The English word ‘reconcile’ is based on older language words for ‘back’ (as in ‘return to’) and ‘bring together’. It is used to describe situations where something(s) used to be complete or balanced or matched or integrated, but somehow became fractured or unmatched. The act of reconciliation is the process of reintegrating or re-matching them. Gradually the word became used to describe two slightly different scenarios. One is when two different viewpoints or things are recombined in a balanced, compatible way that implies an equal partnership or value of both sides (like when two people resolve a dispute with a compromise, restoring their relationship). The other is when the discrepancy or disagreement that is causing the fracturing is attributed to one side, who must accept that truth and be willing to defer to the other side to achieve reconciliation (frequently with an apologetic explanation?).
A common use of the word ‘reconcile’ is when a person receives their monthly checking account statement and compares it to the written register they have been keeping of their transactions. The chances are pretty good that the current balance the bank believes in and the balance of the person’s register for already cleared items does not match. Now the person must compare their register to the bank’s statement to find the discrepancy. On a very rare occasion it may turn out that the bank made an error, but almost always it turns out to be an error the person made in their register. So ‘reconciling’ in this case means a person is discovering the mistakes they have made with their checkbook so they can be in agreement with the bank’s authority to say what the actual balance is.
In Christianity the word ‘reconciled’ is used to describe the relationship a person can have with their Creator if the person has used their free will to make correct decisions about who they are and who God is. The ‘return to togetherness’ meaning of the word refers to the original relationship between God and Adam that was lost to him and us due to Adam’s bad free will decision making. This relationship with God can be restored for people that understand what to do.

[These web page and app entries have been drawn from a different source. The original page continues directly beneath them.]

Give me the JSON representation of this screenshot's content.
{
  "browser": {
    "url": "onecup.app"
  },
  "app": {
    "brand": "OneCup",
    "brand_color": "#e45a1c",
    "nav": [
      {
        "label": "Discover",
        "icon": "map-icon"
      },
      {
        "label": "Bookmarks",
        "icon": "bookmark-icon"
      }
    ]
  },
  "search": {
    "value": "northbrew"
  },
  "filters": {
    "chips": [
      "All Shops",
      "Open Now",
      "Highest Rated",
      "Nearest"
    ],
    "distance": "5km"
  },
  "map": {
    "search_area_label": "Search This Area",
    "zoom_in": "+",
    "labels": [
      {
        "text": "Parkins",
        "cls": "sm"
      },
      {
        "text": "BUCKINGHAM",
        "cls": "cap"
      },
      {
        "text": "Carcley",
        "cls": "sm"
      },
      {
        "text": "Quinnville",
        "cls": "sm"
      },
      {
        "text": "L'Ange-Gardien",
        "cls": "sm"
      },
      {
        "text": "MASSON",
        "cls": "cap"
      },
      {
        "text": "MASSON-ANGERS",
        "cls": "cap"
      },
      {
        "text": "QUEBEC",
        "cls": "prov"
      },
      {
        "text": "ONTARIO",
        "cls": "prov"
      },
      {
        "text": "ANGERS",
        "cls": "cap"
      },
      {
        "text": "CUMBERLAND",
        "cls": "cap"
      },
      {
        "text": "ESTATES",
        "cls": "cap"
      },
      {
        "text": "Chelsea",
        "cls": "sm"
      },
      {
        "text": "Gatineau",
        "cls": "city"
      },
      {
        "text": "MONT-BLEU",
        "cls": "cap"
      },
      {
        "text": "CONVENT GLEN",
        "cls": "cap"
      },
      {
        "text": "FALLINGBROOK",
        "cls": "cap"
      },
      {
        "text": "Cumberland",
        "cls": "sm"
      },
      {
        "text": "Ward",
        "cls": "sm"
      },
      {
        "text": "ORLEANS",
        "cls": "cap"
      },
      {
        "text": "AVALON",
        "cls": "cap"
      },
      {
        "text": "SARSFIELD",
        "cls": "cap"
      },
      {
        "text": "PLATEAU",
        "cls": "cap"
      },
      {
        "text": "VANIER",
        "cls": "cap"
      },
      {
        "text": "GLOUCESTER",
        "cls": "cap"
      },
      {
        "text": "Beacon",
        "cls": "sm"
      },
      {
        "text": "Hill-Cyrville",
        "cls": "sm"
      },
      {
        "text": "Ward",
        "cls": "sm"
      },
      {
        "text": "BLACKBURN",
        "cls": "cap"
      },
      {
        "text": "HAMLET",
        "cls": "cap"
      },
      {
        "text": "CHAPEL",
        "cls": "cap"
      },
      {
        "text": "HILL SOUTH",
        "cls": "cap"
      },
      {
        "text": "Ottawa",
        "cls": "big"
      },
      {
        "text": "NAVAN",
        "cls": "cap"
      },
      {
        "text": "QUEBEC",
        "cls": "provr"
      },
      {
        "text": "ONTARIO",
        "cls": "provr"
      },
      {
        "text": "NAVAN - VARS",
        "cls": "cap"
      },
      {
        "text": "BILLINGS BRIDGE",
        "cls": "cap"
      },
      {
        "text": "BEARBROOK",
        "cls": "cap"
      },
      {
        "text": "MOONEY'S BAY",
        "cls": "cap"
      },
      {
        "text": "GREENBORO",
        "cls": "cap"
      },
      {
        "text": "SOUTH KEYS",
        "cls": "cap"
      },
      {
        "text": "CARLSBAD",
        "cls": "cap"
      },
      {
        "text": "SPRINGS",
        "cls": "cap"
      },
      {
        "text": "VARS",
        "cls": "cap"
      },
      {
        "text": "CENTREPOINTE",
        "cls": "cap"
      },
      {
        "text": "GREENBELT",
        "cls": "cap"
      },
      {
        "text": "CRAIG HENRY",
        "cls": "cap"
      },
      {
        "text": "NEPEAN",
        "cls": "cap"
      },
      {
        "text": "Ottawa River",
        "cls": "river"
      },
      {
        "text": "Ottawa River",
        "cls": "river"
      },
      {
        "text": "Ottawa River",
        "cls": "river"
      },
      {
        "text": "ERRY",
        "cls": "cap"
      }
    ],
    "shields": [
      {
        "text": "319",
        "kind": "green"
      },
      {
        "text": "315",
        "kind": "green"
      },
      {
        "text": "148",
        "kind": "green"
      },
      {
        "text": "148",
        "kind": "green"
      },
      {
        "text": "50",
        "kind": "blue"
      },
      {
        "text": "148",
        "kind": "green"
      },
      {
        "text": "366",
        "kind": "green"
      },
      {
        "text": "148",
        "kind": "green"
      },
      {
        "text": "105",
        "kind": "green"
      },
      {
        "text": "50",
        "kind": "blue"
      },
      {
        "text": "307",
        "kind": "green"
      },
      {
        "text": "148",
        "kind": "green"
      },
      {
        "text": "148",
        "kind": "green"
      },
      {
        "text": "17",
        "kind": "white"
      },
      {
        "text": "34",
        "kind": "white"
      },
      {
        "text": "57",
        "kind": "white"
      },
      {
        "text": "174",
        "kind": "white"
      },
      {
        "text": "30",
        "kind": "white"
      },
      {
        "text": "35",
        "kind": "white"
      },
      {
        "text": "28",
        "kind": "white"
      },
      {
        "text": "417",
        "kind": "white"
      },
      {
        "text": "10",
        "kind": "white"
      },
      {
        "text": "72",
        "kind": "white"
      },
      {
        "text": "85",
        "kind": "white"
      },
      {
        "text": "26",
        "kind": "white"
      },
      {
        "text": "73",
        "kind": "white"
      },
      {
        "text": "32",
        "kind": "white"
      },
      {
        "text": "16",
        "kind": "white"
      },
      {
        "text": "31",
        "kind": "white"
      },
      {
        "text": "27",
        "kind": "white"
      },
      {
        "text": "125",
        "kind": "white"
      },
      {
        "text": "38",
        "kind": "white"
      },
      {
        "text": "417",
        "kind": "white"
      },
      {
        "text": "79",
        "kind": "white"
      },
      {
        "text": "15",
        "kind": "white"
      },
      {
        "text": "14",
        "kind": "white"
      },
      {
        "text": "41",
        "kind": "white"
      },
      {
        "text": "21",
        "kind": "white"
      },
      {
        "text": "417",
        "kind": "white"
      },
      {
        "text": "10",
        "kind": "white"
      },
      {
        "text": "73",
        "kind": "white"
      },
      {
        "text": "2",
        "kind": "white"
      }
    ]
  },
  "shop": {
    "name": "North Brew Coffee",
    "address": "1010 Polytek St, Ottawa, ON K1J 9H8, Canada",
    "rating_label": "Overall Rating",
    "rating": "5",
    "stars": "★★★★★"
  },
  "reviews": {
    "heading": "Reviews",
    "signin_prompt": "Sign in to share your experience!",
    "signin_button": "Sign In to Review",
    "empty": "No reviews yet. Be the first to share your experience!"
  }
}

If a person decides that it is time to start figuring out who this God character is and maybe how He wants something with or from us, they can be misled by lies that appeal to their sin nature (sense of ‘self’ that interprets things in the most appealing way). They may take the ‘equal harmony’ view of reconciliation, willing to take some advice from God if it is compatible with the person’s ideas of what is ‘nice’ (again, what appeals to their sin nature). People like this tend to stunt their growth in Christianity or choose a false-jesus religion because they will only accept milk-of-the-word Bible ideas like how God loves us unconditionally and will forgive any and all of our mistakes so we can live with Him in paradise. Any Bible ideas that suggest that we are accountable for learning how to have a submissive relationship with Him disturb their pride so they are rejected. People that insist on an ‘equal partnership’ goal with God can never be reconciled with Him, just like people who insist that their checkbook balance is the correct one then spend accordingly will have conflict with their bank until their account is eventually closed.

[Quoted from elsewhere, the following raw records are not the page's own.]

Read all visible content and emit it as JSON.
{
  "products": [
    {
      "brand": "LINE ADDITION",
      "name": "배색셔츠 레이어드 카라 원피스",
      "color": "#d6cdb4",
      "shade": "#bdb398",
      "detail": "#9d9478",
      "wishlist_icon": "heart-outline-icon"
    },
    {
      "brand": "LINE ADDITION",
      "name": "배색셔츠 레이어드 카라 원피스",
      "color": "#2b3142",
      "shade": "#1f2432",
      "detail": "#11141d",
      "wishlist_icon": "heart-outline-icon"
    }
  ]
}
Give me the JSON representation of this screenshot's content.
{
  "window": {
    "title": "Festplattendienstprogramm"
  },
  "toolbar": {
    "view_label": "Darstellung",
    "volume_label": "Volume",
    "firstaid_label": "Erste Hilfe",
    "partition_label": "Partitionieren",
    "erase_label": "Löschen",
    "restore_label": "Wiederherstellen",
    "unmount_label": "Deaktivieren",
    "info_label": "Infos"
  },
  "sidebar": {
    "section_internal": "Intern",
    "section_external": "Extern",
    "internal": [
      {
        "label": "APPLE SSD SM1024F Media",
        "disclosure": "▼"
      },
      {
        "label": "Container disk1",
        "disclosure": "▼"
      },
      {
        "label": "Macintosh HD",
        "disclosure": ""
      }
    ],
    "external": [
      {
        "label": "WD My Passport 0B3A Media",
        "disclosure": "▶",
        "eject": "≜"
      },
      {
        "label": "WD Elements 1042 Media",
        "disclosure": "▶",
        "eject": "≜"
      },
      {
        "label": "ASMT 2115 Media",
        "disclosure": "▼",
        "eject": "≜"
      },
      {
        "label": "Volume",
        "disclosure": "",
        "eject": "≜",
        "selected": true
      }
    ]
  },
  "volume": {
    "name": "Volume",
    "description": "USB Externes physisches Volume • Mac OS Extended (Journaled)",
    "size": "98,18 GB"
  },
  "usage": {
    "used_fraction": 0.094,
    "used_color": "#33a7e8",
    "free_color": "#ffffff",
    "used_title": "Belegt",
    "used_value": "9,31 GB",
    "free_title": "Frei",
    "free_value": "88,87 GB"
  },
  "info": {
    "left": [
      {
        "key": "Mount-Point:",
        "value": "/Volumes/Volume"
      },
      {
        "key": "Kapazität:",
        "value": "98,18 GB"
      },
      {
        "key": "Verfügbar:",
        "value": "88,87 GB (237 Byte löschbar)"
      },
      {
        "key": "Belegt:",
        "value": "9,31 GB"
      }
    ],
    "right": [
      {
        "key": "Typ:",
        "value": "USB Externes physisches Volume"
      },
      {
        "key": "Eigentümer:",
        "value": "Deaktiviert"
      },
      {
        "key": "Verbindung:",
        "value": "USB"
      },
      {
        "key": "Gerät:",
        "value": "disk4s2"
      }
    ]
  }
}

The key to understanding reconciliation with God is like all other ideas about God (like who has the authority to decide what is good, what ‘good’ really means). It is about accepting the truth that as Creator of all things and concepts, seen and unseen, God always has the sole authority to decide what is right or wrong. Our job is to learn how to look past our sin nature’s corrupted ideas about our character so we can learn the truth of how we don’t measure up to His standards, then be willing to defer to His authority and learn from Him how to develop our relationship with Him. The story of Job in the Bible describes how a person can enjoy a partnership of sorts with God based on learning how to please Him, but ultimately failing and needing a restoration because the person did not understand how truly superior God is compared to ANY person.